It is so difficult to know how (if at all) the handsets will display web pages that the .mobi registry has created a specific product called Device Atlas to help developers understand the features and limitations of each device.

- Cost and speed of data access
There are now more and more "all-you-can-eat" data plans thanks to the advent of the iPhone, but this is by no means the majority. Furthermore, roaming data access remains prohibitively expensive. On a recent trip to Canada, over a period of 6 days with relatively little roaming data access, I managed to accrue a Euro 450 bill on my French SFR mobile. Talk about forgetting to acquire a local SIM card and switch my .tel domain to it (I won't make that mistake again)! Also speed is a concern, even with the latest 3G technologies that favor larger files over smaller ones: the cost of initiating a connection is high, which will happen for every ad.

A new paradigm

As we were designing the specifications for advertising on .tel domains, we decided from the start that one of the requirements would be that ads should be available directly inside the domain itself, and not just as an add-on to the web interface. Doing so would allow any native application the ability to display those ads without resorting to HTTP requests.

Beyond the obvious efficiencies in a small and fast DNS query, an additional benefit of storing the ads in the DNS (or providing a DNS interface to an ad server) is that the ads are structured data, much like an XML API for ads. So you can easily determine how you wish to display them in a native application, removing all issues of matching advert size to handset screen size at the server level.

An ad in domains is a TXT record, generally stored in, with the following structure:

TXT ".tad" "Version" "DisplayPreference" "Preference" "Title" "Label" "URI" "Description"

where "URI" and "Description" can be multiple consecutive key/value pairs, ensuring that both can be as long as necessary.
Specific information can be found in the full spec for ad serving in a .tel domain.
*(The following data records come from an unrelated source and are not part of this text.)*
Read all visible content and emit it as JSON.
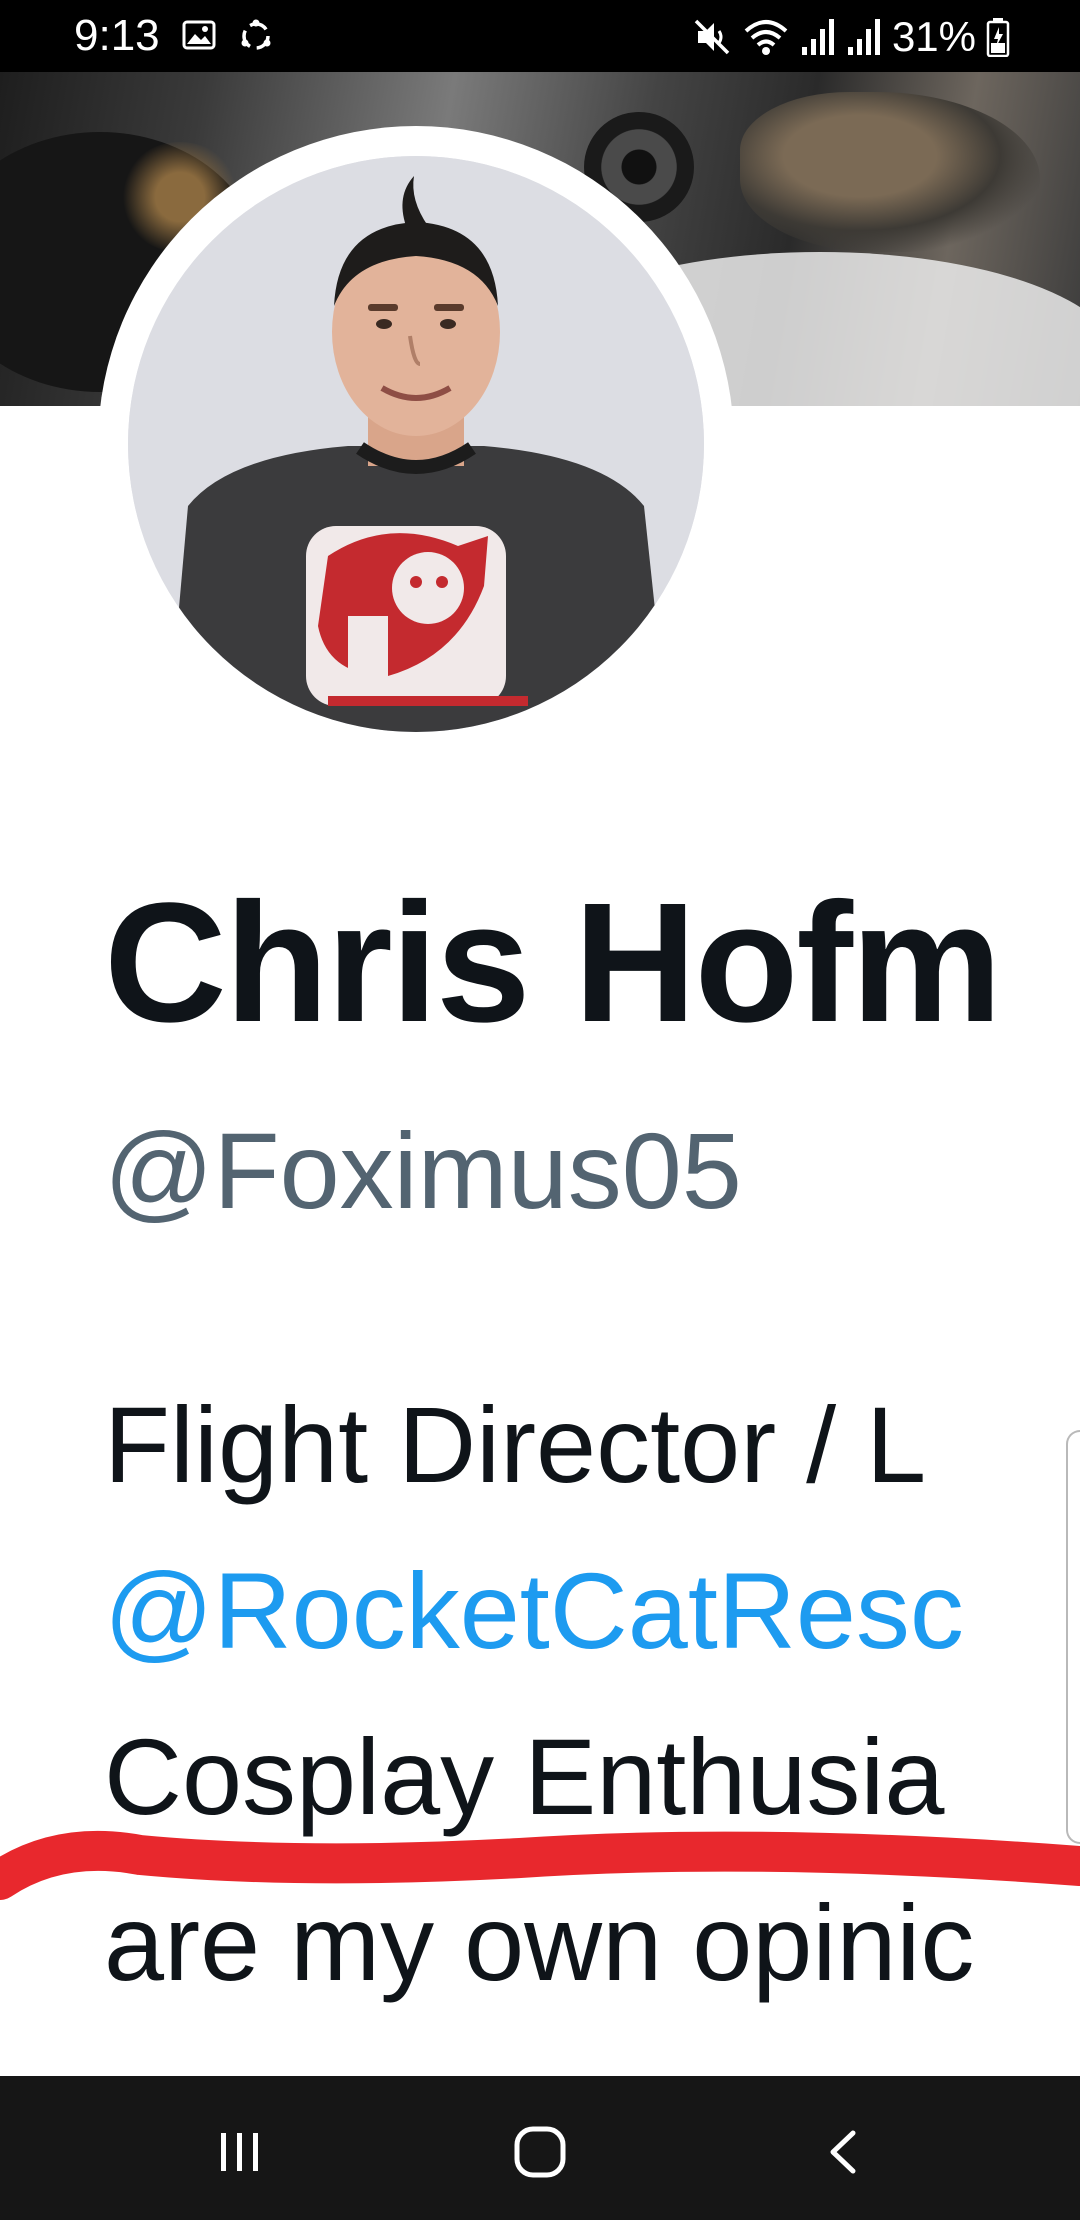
{
  "status_bar": {
    "time": "9:13",
    "battery_percent": "31%",
    "icons": [
      "gallery-icon",
      "sync-icon",
      "mute-icon",
      "wifi-icon",
      "signal-icon",
      "signal-icon-2",
      "battery-icon"
    ]
  },
  "profile": {
    "display_name": "Chris Hofm",
    "handle": "@Foximus05",
    "bio_lines": [
      {
        "text": "Flight Director / L",
        "type": "text"
      },
      {
        "text": "@RocketCatResc",
        "type": "link"
      },
      {
        "text": "Cosplay Enthusia",
        "type": "text"
      },
      {
        "text": "are my own opinic",
        "type": "text"
      }
    ]
  },
  "colors": {
    "name": "#0f1419",
    "handle": "#536471",
    "link": "#1d9bf0",
    "scribble": "#e8282d"
  },
  "nav_bar": {
    "buttons": [
      "recents-icon",
      "home-icon",
      "back-icon"
    ]
  }
}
I am looking forward to seeing ad servers implement a DNS interface to their ads, and in the process making them even more suited to mobile applications of any type.

No comments: